Your reply should contain the whole listing below, repeated exactly, and no images.

* SOURCE MATERIAL
****************************************
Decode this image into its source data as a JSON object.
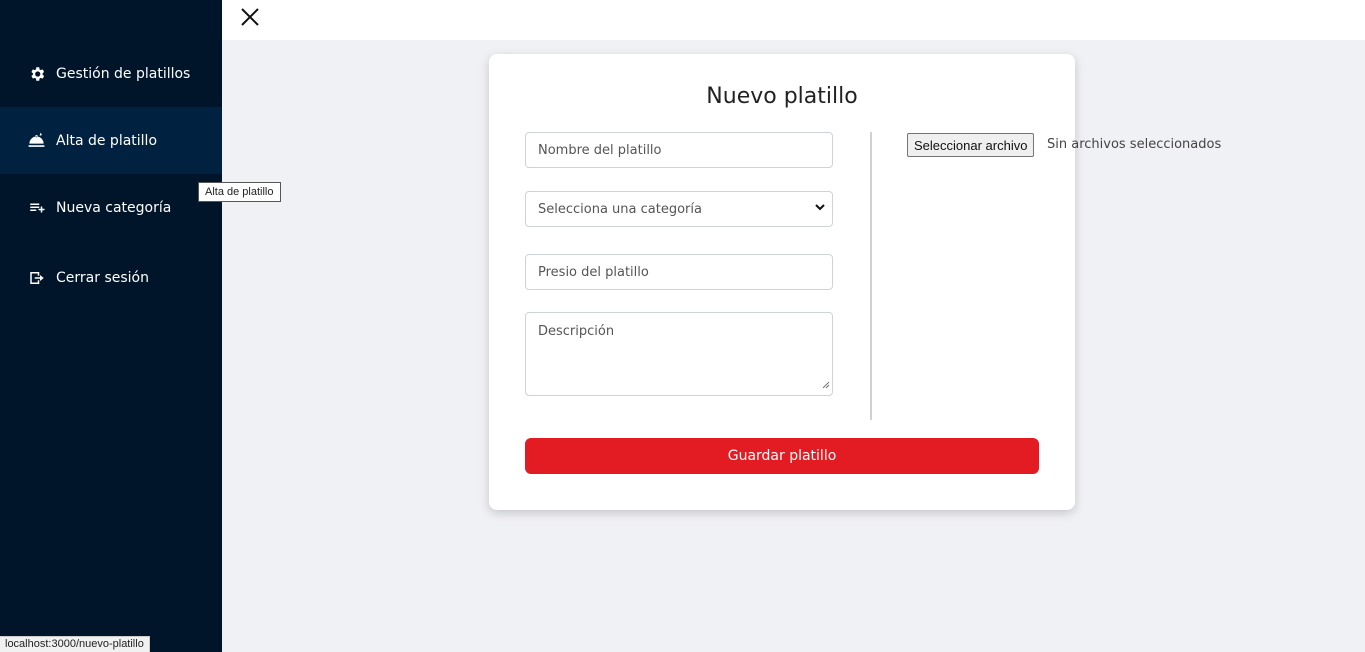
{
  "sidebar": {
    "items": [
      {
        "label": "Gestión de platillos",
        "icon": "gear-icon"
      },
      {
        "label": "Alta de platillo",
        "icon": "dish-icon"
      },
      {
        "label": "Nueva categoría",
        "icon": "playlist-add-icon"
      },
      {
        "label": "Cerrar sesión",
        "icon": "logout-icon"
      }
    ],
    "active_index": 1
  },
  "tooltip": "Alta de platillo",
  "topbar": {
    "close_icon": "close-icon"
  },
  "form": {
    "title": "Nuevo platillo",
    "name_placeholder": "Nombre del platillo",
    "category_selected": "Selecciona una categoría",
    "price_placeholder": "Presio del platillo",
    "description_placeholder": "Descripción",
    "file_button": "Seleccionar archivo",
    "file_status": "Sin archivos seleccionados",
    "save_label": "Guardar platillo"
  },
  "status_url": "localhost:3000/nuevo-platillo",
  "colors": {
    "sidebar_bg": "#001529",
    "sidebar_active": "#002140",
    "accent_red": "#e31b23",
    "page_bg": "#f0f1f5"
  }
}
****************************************
* ANSWER TO THIS EXERCISE
Decode this image into its source data as a JSON object.
{
  "sidebar": {
    "items": [
      {
        "label": "Gestión de platillos",
        "icon": "gear-icon"
      },
      {
        "label": "Alta de platillo",
        "icon": "dish-icon"
      },
      {
        "label": "Nueva categoría",
        "icon": "playlist-add-icon"
      },
      {
        "label": "Cerrar sesión",
        "icon": "logout-icon"
      }
    ],
    "active_index": 1
  },
  "tooltip": "Alta de platillo",
  "topbar": {
    "close_icon": "close-icon"
  },
  "form": {
    "title": "Nuevo platillo",
    "name_placeholder": "Nombre del platillo",
    "category_selected": "Selecciona una categoría",
    "price_placeholder": "Presio del platillo",
    "description_placeholder": "Descripción",
    "file_button": "Seleccionar archivo",
    "file_status": "Sin archivos seleccionados",
    "save_label": "Guardar platillo"
  },
  "status_url": "localhost:3000/nuevo-platillo",
  "colors": {
    "sidebar_bg": "#001529",
    "sidebar_active": "#002140",
    "accent_red": "#e31b23",
    "page_bg": "#f0f1f5"
  }
}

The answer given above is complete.